DInner In Venice

Christmas Envy Panettone Trifle

If you think New York is a tough place to be a Jew on Christmas, try Venice.

Jewish Week Online Columnist

Every year, right after Thanksgiving, New York City seems to turn overnight into one giant display of dazzling Christmas ornaments. The lure of illuminated store windows and sweet-smelling candy canes is hard to resist for adults, and just impossible for young Jewish children.

1 panettone (home-made or store-bought) or use sponge cake or lady finger cookies
1/3 cup Frangelico or Disaronno (skip and use just decaf coffee if you have kids)
2 cups decaf espresso, sweetened
For the custard:
1/2 cup sugar
6 yolks
5 tablespoons cornstarch
4 cups whole milk
1 vanilla bean or 1 tablespoon vanilla extract
For decorating:
1/2 cup toasted hazelnuts, coarsely ground
A few cherries in syrup, or fresh berries
1/2 cup whipped cream or/and chocolate shavings if desired
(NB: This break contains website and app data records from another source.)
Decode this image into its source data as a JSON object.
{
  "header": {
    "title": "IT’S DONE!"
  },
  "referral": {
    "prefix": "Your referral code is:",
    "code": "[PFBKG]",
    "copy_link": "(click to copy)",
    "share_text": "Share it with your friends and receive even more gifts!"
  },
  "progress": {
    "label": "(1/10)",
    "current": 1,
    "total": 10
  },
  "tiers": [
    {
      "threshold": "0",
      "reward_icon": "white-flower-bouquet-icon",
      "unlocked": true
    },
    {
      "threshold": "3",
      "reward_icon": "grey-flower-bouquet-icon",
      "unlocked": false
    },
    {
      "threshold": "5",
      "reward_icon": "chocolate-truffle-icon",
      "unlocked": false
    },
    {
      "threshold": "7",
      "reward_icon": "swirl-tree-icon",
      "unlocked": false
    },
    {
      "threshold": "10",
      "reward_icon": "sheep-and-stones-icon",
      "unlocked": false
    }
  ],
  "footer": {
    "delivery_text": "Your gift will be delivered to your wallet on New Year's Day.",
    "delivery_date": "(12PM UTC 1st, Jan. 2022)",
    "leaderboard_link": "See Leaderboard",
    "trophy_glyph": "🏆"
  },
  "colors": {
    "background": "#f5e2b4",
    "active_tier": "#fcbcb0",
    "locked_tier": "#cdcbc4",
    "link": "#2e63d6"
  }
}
Cheesy, Buttery Squash Manicotti With Sage

After a successful prayer for autumn rain, comfort food is in order.

Jewish Week Online Columnist

Even after the long cycle of fall holidays has ended and most sukkahs have been put back in storage until next year, many foods that traditionally symbolize the holiday will remain on our tables for several months. Sukkot commemorates the forty-year period spent by the ancient Israelites wandering in the desert; but it is also associated with the autumn harvest, much like Thanksgiving. While the crops in modern America may be different from those in ancient Palestine, the same concept applies: It’s time to change our menus!

1 package manicotti (boiled as per instructions, or can use raw)
4 pounds butternut squash
2 scallions or 1 onion
3 logs goat cheese (about 3/4 pound)
1 to 1 1/2 cup shredded Swiss cheese or Gruyere
3 to 4 tablespoons milk (more if not pre-boiling the manicotti)
1 stick butter
Grated Parmesan cheese, to taste
14 sage leaves
Pinch nutmeg
Salt and pepper
Syndicate content